TASK DIRECTIONS: Find the word "desc" in the listing below, then return every line it appears in.

===== DATA FOR PROCESSING

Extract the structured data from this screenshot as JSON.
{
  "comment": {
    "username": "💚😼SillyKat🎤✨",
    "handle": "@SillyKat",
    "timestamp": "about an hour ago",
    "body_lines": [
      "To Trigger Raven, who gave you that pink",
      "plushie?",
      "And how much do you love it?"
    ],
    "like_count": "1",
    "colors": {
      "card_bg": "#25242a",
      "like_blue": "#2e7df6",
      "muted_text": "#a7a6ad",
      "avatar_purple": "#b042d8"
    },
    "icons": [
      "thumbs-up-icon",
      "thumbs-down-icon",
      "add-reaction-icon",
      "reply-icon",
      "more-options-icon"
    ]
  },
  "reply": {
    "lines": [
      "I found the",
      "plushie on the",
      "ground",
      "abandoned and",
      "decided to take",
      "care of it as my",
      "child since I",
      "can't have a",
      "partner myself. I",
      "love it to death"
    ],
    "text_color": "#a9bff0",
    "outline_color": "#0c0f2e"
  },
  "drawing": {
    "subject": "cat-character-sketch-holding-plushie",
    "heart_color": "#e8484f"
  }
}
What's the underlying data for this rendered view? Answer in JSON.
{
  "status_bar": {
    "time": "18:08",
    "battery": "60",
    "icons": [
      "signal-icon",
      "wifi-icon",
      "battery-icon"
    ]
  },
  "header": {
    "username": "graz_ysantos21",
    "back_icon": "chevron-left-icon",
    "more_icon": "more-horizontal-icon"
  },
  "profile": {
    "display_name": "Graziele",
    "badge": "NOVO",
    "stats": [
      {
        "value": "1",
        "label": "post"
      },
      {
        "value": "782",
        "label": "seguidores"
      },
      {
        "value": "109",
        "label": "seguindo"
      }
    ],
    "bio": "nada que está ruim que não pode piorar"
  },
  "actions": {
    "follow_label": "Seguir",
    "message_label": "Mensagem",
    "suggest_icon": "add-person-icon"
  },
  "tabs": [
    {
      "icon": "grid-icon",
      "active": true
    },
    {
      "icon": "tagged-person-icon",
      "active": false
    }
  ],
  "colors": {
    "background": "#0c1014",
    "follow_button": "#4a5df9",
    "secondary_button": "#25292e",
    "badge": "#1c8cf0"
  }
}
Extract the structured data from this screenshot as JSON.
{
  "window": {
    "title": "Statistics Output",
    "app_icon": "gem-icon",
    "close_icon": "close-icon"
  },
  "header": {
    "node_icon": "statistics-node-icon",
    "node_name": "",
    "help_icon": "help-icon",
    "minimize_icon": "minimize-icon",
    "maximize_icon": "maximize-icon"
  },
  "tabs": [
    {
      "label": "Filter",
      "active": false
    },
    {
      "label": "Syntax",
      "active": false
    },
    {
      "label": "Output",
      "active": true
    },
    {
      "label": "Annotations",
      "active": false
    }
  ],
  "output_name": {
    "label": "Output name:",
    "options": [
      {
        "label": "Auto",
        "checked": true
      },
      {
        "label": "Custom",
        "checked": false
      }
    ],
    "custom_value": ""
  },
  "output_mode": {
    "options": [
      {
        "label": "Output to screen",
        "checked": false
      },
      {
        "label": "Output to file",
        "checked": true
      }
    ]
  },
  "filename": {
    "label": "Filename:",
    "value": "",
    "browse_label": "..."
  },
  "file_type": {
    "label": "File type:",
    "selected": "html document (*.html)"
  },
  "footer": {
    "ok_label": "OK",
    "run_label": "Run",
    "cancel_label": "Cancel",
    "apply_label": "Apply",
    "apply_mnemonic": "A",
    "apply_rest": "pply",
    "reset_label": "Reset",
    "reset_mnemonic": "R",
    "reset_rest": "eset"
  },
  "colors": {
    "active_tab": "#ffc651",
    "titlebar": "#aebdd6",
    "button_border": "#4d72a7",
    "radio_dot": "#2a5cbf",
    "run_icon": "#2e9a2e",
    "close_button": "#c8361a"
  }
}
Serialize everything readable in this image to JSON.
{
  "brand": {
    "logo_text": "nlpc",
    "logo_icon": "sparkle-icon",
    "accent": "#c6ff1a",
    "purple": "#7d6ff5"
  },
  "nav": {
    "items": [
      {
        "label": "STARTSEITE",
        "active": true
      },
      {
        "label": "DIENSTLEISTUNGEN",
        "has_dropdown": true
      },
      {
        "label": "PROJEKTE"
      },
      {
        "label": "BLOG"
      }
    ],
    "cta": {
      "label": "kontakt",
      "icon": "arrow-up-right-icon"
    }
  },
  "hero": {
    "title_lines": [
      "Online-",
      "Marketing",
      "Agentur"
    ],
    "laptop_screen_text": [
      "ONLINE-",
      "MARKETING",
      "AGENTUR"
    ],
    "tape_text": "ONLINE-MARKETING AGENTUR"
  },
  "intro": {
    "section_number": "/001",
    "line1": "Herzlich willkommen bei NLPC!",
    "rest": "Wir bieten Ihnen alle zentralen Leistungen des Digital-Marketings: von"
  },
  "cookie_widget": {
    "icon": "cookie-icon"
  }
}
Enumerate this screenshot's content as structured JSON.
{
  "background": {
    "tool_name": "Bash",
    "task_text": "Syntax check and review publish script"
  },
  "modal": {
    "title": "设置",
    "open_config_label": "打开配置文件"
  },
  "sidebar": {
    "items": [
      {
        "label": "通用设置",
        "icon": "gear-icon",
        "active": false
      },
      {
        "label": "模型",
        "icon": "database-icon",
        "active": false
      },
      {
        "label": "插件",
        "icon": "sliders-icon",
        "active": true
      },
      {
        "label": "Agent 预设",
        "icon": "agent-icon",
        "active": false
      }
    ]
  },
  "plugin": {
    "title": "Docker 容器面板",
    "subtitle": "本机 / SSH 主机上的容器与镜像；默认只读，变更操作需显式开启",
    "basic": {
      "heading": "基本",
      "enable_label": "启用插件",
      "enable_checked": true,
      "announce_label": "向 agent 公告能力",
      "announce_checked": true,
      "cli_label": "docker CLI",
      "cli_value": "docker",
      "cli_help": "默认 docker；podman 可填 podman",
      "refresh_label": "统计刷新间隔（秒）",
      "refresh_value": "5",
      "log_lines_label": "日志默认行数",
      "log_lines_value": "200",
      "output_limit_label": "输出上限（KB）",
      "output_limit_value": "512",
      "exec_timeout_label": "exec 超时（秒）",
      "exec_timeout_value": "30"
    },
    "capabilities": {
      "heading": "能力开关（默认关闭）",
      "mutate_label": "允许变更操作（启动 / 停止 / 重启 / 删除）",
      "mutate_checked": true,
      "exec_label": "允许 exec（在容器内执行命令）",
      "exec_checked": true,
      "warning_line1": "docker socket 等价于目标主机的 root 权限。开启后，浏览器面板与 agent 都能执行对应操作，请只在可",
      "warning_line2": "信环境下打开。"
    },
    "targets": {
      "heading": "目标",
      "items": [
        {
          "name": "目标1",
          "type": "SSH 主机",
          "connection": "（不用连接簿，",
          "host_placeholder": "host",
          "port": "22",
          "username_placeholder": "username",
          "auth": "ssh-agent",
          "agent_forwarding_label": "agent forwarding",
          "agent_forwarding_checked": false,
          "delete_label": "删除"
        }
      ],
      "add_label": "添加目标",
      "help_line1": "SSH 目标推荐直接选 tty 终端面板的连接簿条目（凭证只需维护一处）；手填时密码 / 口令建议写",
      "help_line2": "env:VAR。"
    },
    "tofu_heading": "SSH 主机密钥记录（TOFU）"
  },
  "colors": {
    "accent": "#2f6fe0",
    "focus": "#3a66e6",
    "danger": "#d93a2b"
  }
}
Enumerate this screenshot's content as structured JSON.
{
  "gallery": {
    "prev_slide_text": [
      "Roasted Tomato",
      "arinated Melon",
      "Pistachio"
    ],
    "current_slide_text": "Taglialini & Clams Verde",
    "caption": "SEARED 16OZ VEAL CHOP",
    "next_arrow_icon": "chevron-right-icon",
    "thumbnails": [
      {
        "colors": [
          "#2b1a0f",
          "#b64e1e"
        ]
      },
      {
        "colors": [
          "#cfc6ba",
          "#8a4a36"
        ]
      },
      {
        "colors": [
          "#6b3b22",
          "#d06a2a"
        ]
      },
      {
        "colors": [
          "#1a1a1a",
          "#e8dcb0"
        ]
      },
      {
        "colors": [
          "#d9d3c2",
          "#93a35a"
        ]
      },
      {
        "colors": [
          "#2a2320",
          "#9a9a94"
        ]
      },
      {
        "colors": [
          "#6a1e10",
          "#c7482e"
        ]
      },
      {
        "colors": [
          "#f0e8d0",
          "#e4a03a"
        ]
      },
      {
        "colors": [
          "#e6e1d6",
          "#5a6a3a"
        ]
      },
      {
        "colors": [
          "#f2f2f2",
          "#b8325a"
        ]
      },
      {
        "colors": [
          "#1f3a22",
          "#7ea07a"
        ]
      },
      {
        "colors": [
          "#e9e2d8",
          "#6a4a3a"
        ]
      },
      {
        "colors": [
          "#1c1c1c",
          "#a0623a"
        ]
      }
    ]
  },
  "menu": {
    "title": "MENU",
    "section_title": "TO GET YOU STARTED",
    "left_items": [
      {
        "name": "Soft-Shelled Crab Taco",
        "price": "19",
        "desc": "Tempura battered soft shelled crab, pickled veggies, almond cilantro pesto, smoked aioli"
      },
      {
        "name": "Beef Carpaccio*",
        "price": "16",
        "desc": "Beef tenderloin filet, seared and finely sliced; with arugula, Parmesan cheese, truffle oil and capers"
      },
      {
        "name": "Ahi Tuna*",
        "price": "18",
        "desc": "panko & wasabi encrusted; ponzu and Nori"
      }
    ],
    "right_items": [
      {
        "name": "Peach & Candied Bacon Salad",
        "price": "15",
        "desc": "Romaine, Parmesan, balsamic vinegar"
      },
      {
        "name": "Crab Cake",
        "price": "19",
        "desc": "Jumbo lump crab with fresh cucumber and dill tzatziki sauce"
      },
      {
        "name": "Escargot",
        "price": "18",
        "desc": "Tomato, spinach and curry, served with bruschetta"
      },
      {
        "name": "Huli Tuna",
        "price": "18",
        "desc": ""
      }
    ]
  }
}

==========

SOLUTION FOR THIS EXERCISE:
        "desc": "Tempura battered soft shelled crab, pickled veggies, almond cilantro pesto, smoked aioli"
        "desc": "Beef tenderloin filet, seared and finely sliced; with arugula, Parmesan cheese, truffle oil and capers"
        "desc": "panko & wasabi encrusted; ponzu and Nori"
        "desc": "Romaine, Parmesan, balsamic vinegar"
        "desc": "Jumbo lump crab with fresh cucumber and dill tzatziki sauce"
        "desc": "Tomato, spinach and curry, served with bruschetta"
        "desc": ""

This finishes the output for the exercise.